Regulating Unpaid Internships

            Federal and state regulators are becoming increasingly concerned with employers exploiting college students through unpaid internships, as a means for free labor, according to a New York Times article.

            There has been a sharp increase in unpaid internships because of the recent economic recession. Many employers have been forced to make cuts. They have been picking up the slack and cutting costs by hiring unpaid interns. Also, there is a strong desire for many college students to pursue unpaid internships to enhance their résumés and gain valuable experience in their field.

            In 2008, 83% of college graduates held an internship, an increase from 9% in 1992.

            The federal Labor Department and other regulators are increasing their enforcement by investigating many businesses to determine if their unpaid internships violate a state’s minimum wage laws or other workforce laws. Some employers have already been fined for having unpaid interns in Oregon and California.

            Many regulators believe that firms and other companies commit violations across the nation. However, these firms continue to get away with exploiting interns because many college students are very reluctant to report wrongdoings. Students are afraid they will quickly be labeled as a problematic, unprofessional employee, which could deter their chances of landing a job after graduation.

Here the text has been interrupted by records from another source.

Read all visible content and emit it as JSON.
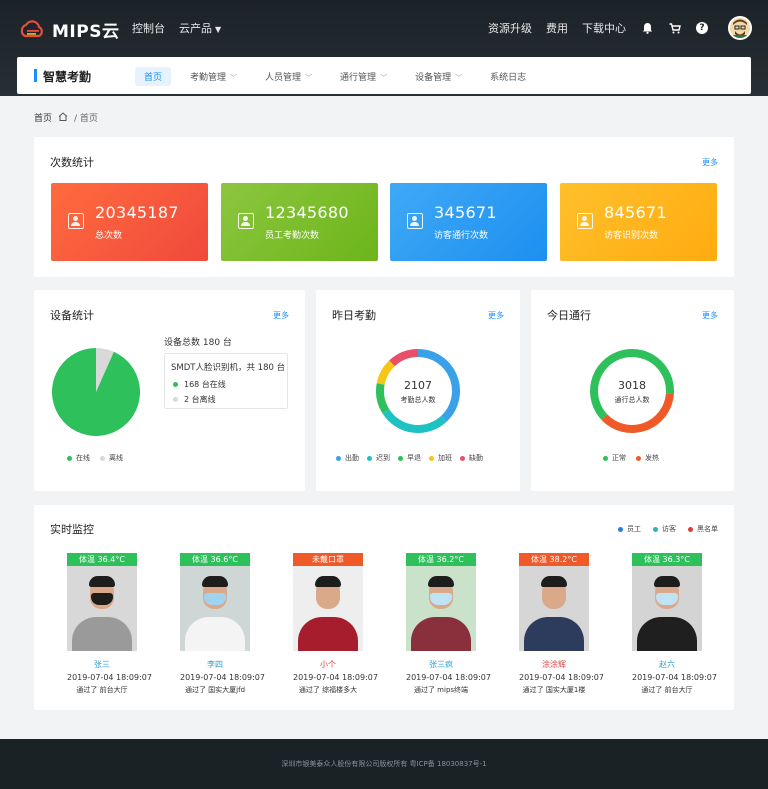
{
  "topbar": {
    "logo": "MIPS云",
    "nav": [
      {
        "label": "控制台",
        "caret": false
      },
      {
        "label": "云产品",
        "caret": true
      }
    ],
    "right": [
      "资源升级",
      "费用",
      "下载中心"
    ]
  },
  "appbar": {
    "title": "智慧考勤",
    "nav": [
      {
        "label": "首页",
        "active": true,
        "chevron": false
      },
      {
        "label": "考勤管理",
        "active": false,
        "chevron": true
      },
      {
        "label": "人员管理",
        "active": false,
        "chevron": true
      },
      {
        "label": "通行管理",
        "active": false,
        "chevron": true
      },
      {
        "label": "设备管理",
        "active": false,
        "chevron": true
      },
      {
        "label": "系统日志",
        "active": false,
        "chevron": false
      }
    ]
  },
  "breadcrumb": {
    "root": "首页",
    "current": "/ 首页"
  },
  "counts": {
    "title": "次数统计",
    "more": "更多",
    "cards": [
      {
        "value": "20345187",
        "label": "总次数",
        "color_from": "#ff6b3d",
        "color_to": "#f0493d"
      },
      {
        "value": "12345680",
        "label": "员工考勤次数",
        "color_from": "#8cc63f",
        "color_to": "#6cb51a"
      },
      {
        "value": "345671",
        "label": "访客通行次数",
        "color_from": "#3fa9f5",
        "color_to": "#1d8ff0"
      },
      {
        "value": "845671",
        "label": "访客识别次数",
        "color_from": "#ffc02b",
        "color_to": "#ffab10"
      }
    ]
  },
  "devices": {
    "title": "设备统计",
    "more": "更多",
    "total_label": "设备总数 180 台",
    "box_title": "SMDT人脸识别机，共 180 台",
    "online": "168 台在线",
    "offline": "2 台离线",
    "legend": [
      "在线",
      "离线"
    ]
  },
  "attendance": {
    "title": "昨日考勤",
    "more": "更多",
    "center_value": "2107",
    "center_label": "考勤总人数",
    "legend": [
      "出勤",
      "迟到",
      "早退",
      "加班",
      "缺勤"
    ]
  },
  "traffic": {
    "title": "今日通行",
    "more": "更多",
    "center_value": "3018",
    "center_label": "通行总人数",
    "legend": [
      "正常",
      "发热"
    ]
  },
  "monitor": {
    "title": "实时监控",
    "legend": [
      "员工",
      "访客",
      "黑名单"
    ],
    "people": [
      {
        "tag": "体温 36.4°C",
        "tag_color": "#2ec05a",
        "name": "张三",
        "name_color": "#2ea0d8",
        "time": "2019-07-04 18:09:07",
        "loc": "通过了 前台大厅",
        "mask": true,
        "mask_color": "#1d1d1d",
        "shirt": "#9a9a9a",
        "wall": "#d8d8d8"
      },
      {
        "tag": "体温 36.6°C",
        "tag_color": "#2ec05a",
        "name": "李四",
        "name_color": "#2ea0d8",
        "time": "2019-07-04 18:09:07",
        "loc": "通过了 国实大厦jfd",
        "mask": true,
        "mask_color": "#9fd3ef",
        "shirt": "#f4f4f4",
        "wall": "#cfd6d6"
      },
      {
        "tag": "未戴口罩",
        "tag_color": "#f05a28",
        "name": "小个",
        "name_color": "#e03a3a",
        "time": "2019-07-04 18:09:07",
        "loc": "通过了 综福楼多大",
        "mask": false,
        "mask_color": "",
        "shirt": "#a61e2e",
        "wall": "#eeeeee"
      },
      {
        "tag": "体温 36.2°C",
        "tag_color": "#2ec05a",
        "name": "张三疯",
        "name_color": "#2ea0d8",
        "time": "2019-07-04 18:09:07",
        "loc": "通过了 mips终端",
        "mask": true,
        "mask_color": "#bfe2f5",
        "shirt": "#8a2f3c",
        "wall": "#c9e2c9"
      },
      {
        "tag": "体温 38.2°C",
        "tag_color": "#f05a28",
        "name": "涂涂辉",
        "name_color": "#e03a3a",
        "time": "2019-07-04 18:09:07",
        "loc": "通过了 国实大厦1楼",
        "mask": false,
        "mask_color": "",
        "shirt": "#2d3b5c",
        "wall": "#d6d6d6"
      },
      {
        "tag": "体温 36.3°C",
        "tag_color": "#2ec05a",
        "name": "赵六",
        "name_color": "#2ea0d8",
        "time": "2019-07-04 18:09:07",
        "loc": "通过了 前台大厅",
        "mask": true,
        "mask_color": "#bfe2f5",
        "shirt": "#1f1f1f",
        "wall": "#d4d4d4"
      }
    ]
  },
  "footer": "深圳市银美泰众人股份有限公司版权所有 粤ICP备 18030837号-1",
  "colors": {
    "accent": "#1890ff",
    "green": "#2ec05a",
    "orange": "#f05a28",
    "gray": "#d9d9d9"
  },
  "chart_data": [
    {
      "type": "pie",
      "labels": [
        "在线",
        "离线"
      ],
      "values": [
        168,
        12
      ],
      "colors": [
        "#2ec05a",
        "#d9d9d9"
      ]
    },
    {
      "type": "pie",
      "labels": [
        "出勤",
        "迟到",
        "早退",
        "加班",
        "缺勤"
      ],
      "values": [
        38,
        28,
        12,
        10,
        12
      ],
      "colors": [
        "#3aa0e8",
        "#1fc2c2",
        "#2ec05a",
        "#f5c518",
        "#e8506a"
      ]
    },
    {
      "type": "pie",
      "labels": [
        "正常",
        "发热"
      ],
      "values": [
        63,
        37
      ],
      "colors": [
        "#2ec05a",
        "#f05a28"
      ]
    }
  ]
}
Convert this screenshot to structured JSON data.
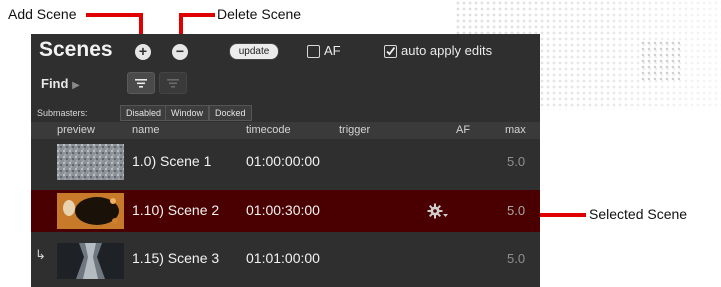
{
  "callouts": {
    "add_scene": "Add Scene",
    "delete_scene": "Delete Scene",
    "selected_scene": "Selected Scene"
  },
  "panel": {
    "title": "Scenes",
    "add_glyph": "+",
    "delete_glyph": "−",
    "update_label": "update",
    "af_label": "AF",
    "af_checked": false,
    "auto_apply_label": "auto apply edits",
    "auto_apply_checked": true,
    "find_label": "Find",
    "find_arrow": "▶",
    "submasters_label": "Submasters:",
    "submaster_options": [
      "Disabled",
      "Window",
      "Docked"
    ]
  },
  "table": {
    "columns": [
      "preview",
      "name",
      "timecode",
      "trigger",
      "AF",
      "max"
    ],
    "rows": [
      {
        "name": "1.0) Scene 1",
        "timecode": "01:00:00:00",
        "trigger": "",
        "max": "5.0",
        "selected": false,
        "child_arrow": ""
      },
      {
        "name": "1.10) Scene 2",
        "timecode": "01:00:30:00",
        "trigger": "gear-dropdown-icon",
        "max": "5.0",
        "selected": true,
        "child_arrow": ""
      },
      {
        "name": "1.15) Scene 3",
        "timecode": "01:01:00:00",
        "trigger": "",
        "max": "5.0",
        "selected": false,
        "child_arrow": "↳"
      }
    ]
  },
  "colors": {
    "panel_bg": "#2f2f2f",
    "selected_row": "#4a0000",
    "callout_red": "#e00000"
  }
}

            “If you’re a for-profit employer or you want to pursue an internship with a for-profit employer, there aren’t going to be many circumstances where you can have an internship and not be paid and still be in compliance with the law,” Nancy J. Leppink, the acting director of the Labor Department’s wage and hour division told The New York Times.

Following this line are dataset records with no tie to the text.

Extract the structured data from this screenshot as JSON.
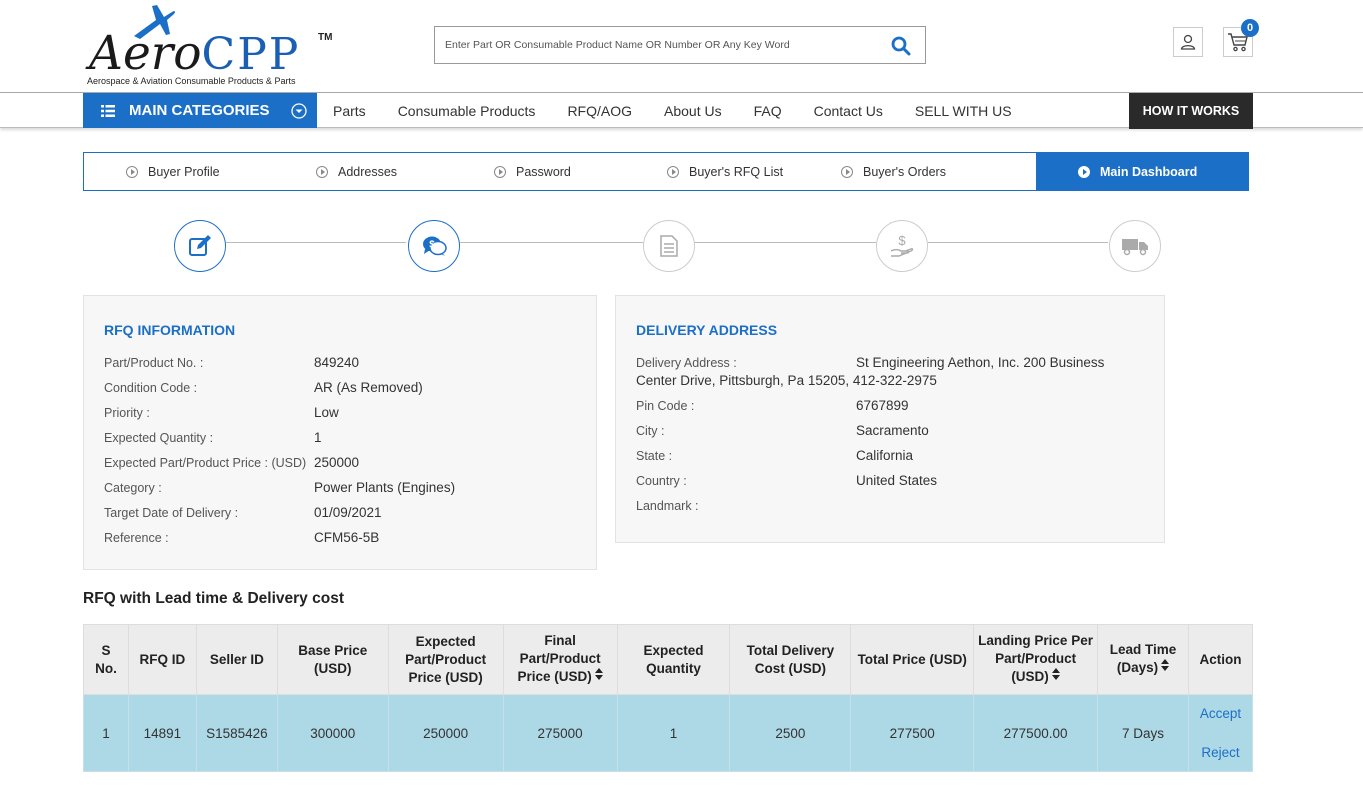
{
  "logo": {
    "name_part1": "Aero",
    "name_part2": "CPP",
    "trademark": "TM",
    "tagline": "Aerospace & Aviation Consumable Products & Parts"
  },
  "search": {
    "placeholder": "Enter Part OR Consumable Product Name OR Number OR Any Key Word"
  },
  "cart": {
    "count": "0"
  },
  "nav": {
    "main_categories": "MAIN CATEGORIES",
    "links": [
      "Parts",
      "Consumable Products",
      "RFQ/AOG",
      "About Us",
      "FAQ",
      "Contact Us",
      "SELL WITH US"
    ],
    "how_it_works": "HOW IT WORKS"
  },
  "tabs": [
    {
      "label": "Buyer Profile",
      "active": false
    },
    {
      "label": "Addresses",
      "active": false
    },
    {
      "label": "Password",
      "active": false
    },
    {
      "label": "Buyer's RFQ List",
      "active": false
    },
    {
      "label": "Buyer's Orders",
      "active": false
    },
    {
      "label": "Main Dashboard",
      "active": true
    }
  ],
  "steps": [
    {
      "icon": "edit-icon",
      "done": true
    },
    {
      "icon": "quote-chat-icon",
      "done": true
    },
    {
      "icon": "document-icon",
      "done": false
    },
    {
      "icon": "payment-hand-icon",
      "done": false
    },
    {
      "icon": "truck-icon",
      "done": false
    }
  ],
  "rfq_info": {
    "title": "RFQ INFORMATION",
    "rows": [
      {
        "label": "Part/Product No. :",
        "value": "849240"
      },
      {
        "label": "Condition Code :",
        "value": "AR (As Removed)"
      },
      {
        "label": "Priority :",
        "value": "Low"
      },
      {
        "label": "Expected Quantity :",
        "value": "1"
      },
      {
        "label": "Expected Part/Product Price : (USD)",
        "value": "250000"
      },
      {
        "label": "Category :",
        "value": "Power Plants (Engines)"
      },
      {
        "label": "Target Date of Delivery :",
        "value": "01/09/2021"
      },
      {
        "label": "Reference :",
        "value": "CFM56-5B"
      }
    ]
  },
  "delivery": {
    "title": "DELIVERY ADDRESS",
    "address_label": "Delivery Address :",
    "address_line1": "St Engineering Aethon, Inc. 200 Business",
    "address_line2": "Center Drive, Pittsburgh, Pa 15205, 412-322-2975",
    "rows": [
      {
        "label": "Pin Code :",
        "value": "6767899"
      },
      {
        "label": "City :",
        "value": "Sacramento"
      },
      {
        "label": "State :",
        "value": "California"
      },
      {
        "label": "Country :",
        "value": "United States"
      },
      {
        "label": "Landmark :",
        "value": ""
      }
    ]
  },
  "table": {
    "title": "RFQ with Lead time & Delivery cost",
    "headers": [
      {
        "lines": [
          "S",
          "No."
        ],
        "sortable": false
      },
      {
        "lines": [
          "RFQ ID"
        ],
        "sortable": false
      },
      {
        "lines": [
          "Seller ID"
        ],
        "sortable": false
      },
      {
        "lines": [
          "Base Price",
          "(USD)"
        ],
        "sortable": false
      },
      {
        "lines": [
          "Expected",
          "Part/Product",
          "Price (USD)"
        ],
        "sortable": false
      },
      {
        "lines": [
          "Final",
          "Part/Product",
          "Price (USD)"
        ],
        "sortable": true
      },
      {
        "lines": [
          "Expected",
          "Quantity"
        ],
        "sortable": false
      },
      {
        "lines": [
          "Total Delivery",
          "Cost (USD)"
        ],
        "sortable": false
      },
      {
        "lines": [
          "Total Price (USD)"
        ],
        "sortable": false
      },
      {
        "lines": [
          "Landing Price Per",
          "Part/Product",
          "(USD)"
        ],
        "sortable": true
      },
      {
        "lines": [
          "Lead Time",
          "(Days)"
        ],
        "sortable": true
      },
      {
        "lines": [
          "Action"
        ],
        "sortable": false
      }
    ],
    "rows": [
      {
        "cells": [
          "1",
          "14891",
          "S1585426",
          "300000",
          "250000",
          "275000",
          "1",
          "2500",
          "277500",
          "277500.00",
          "7 Days"
        ],
        "accept": "Accept",
        "reject": "Reject"
      }
    ]
  },
  "colors": {
    "primary": "#1c6fc7",
    "dark": "#2a2a2a",
    "row_bg": "#add8e6",
    "panel_bg": "#f7f7f7"
  }
}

            Leppink also said that there are several criteria that internships must meet if they are going to be unpaid. Some of these regulations are that an unpaid internship’s training should be similar to what a student would receive at a college or vocational school, the intern’s job cannot take the place of another paid position and that the employer “derives no immediate advantage” from the intern. Also, an unpaid internship is likely to be illegal if it involves only mindless, unskilled, menial work like making copies or stuffing envelopes. Essentially, if an internship is going to be unpaid, the intern must benefit from the experience more than the employer.

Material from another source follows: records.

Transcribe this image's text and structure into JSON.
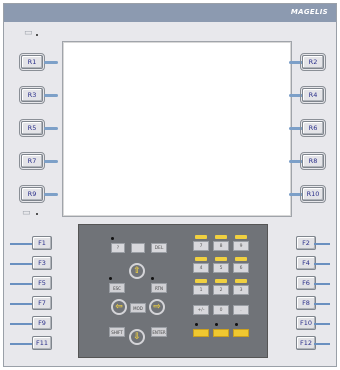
{
  "brand": "MAGELIS",
  "icons": {
    "screen_icon": "display-icon",
    "keyboard_icon": "keyboard-icon"
  },
  "colors": {
    "topbar": "#8c9ab0",
    "keypad": "#707378",
    "cable": "#7da0c8",
    "yellow_key": "#f0d040"
  },
  "right_keys": {
    "left": [
      "R1",
      "R3",
      "R5",
      "R7",
      "R9"
    ],
    "right": [
      "R2",
      "R4",
      "R6",
      "R8",
      "R10"
    ]
  },
  "function_keys": {
    "left": [
      "F1",
      "F3",
      "F5",
      "F7",
      "F9",
      "F11"
    ],
    "right": [
      "F2",
      "F4",
      "F6",
      "F8",
      "F10",
      "F12"
    ]
  },
  "keypad": {
    "top_row": [
      "?",
      "",
      "DEL"
    ],
    "digits": [
      "7",
      "8",
      "9",
      "4",
      "5",
      "6",
      "1",
      "2",
      "3",
      "+/-",
      "0",
      "."
    ],
    "nav": [
      "ESC",
      "MOD",
      "RTN",
      "SHIFT",
      "ENTER"
    ],
    "yellow_row": [
      "",
      "",
      ""
    ]
  }
}
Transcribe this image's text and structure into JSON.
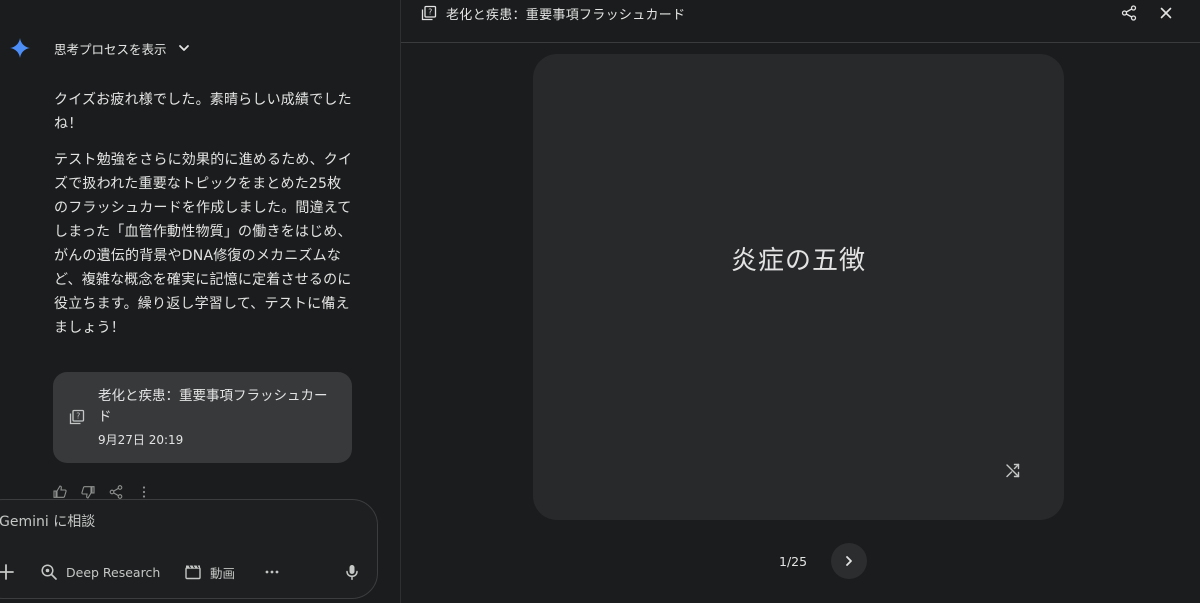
{
  "chat": {
    "thought_toggle": "思考プロセスを表示",
    "paragraphs": [
      "クイズお疲れ様でした。素晴らしい成績でしたね！",
      "テスト勉強をさらに効果的に進めるため、クイズで扱われた重要なトピックをまとめた25枚のフラッシュカードを作成しました。間違えてしまった「血管作動性物質」の働きをはじめ、がんの遺伝的背景やDNA修復のメカニズムなど、複雑な概念を確実に記憶に定着させるのに役立ちます。繰り返し学習して、テストに備えましょう！"
    ],
    "attachment": {
      "title": "老化と疾患：重要事項フラッシュカード",
      "date": "9月27日 20:19",
      "icon": "flashcard-icon"
    }
  },
  "composer": {
    "placeholder": "Gemini に相談",
    "tools": {
      "deep_research": "Deep Research",
      "video": "動画"
    }
  },
  "panel": {
    "title": "老化と疾患：重要事項フラッシュカード",
    "card_front": "炎症の五徴",
    "counter": "1/25"
  },
  "colors": {
    "accent_blue": "#4c8df6",
    "card_bg": "#28292b",
    "chip_bg": "#37393b"
  }
}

            This will not immediately affect high school students. Nevertheless, it is a positive trend that is likely to benefit them once their college careers begin. Regulators are likely to continue cracking down on employers, forcing them to pay their interns, or change the interns’ tasks and responsibilities. This will work to many college students’ advantage. However, there could be a decrease in available internships. Some companies and firms are likely to cut their internship programs entirely, rather than making them paid.